Given the listing that follows, report all lines in which the string "Queue" occurs.

*** Dataset records ***

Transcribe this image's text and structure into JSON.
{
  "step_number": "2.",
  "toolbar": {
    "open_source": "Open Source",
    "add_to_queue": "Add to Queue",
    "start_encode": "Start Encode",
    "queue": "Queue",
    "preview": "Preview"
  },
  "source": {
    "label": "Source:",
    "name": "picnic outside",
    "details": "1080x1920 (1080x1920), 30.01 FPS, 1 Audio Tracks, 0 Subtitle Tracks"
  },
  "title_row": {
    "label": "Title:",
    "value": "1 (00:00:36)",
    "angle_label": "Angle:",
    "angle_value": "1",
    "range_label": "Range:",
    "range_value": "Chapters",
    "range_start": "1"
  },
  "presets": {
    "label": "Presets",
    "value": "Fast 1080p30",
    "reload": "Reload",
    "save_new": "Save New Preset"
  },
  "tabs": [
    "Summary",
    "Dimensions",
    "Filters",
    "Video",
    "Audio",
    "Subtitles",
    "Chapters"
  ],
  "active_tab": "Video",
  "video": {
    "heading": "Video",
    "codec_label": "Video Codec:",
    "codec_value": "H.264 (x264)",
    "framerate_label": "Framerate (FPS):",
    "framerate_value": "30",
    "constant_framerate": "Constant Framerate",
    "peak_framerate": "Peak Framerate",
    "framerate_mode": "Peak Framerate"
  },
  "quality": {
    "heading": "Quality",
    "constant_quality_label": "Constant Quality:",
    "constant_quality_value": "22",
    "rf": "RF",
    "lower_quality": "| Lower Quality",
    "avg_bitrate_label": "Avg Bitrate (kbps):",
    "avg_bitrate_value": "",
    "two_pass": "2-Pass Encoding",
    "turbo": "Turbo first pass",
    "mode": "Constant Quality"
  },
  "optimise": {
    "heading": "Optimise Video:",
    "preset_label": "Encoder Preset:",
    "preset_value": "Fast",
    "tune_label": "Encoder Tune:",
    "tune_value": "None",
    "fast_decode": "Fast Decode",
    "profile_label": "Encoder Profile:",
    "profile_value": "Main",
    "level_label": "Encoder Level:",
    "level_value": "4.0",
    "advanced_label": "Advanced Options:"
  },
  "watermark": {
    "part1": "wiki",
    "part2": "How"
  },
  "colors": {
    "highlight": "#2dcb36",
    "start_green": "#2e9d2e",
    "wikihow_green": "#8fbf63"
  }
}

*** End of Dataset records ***

Solution for this exercise
    "add_to_queue": "Add to Queue",
    "queue": "Queue",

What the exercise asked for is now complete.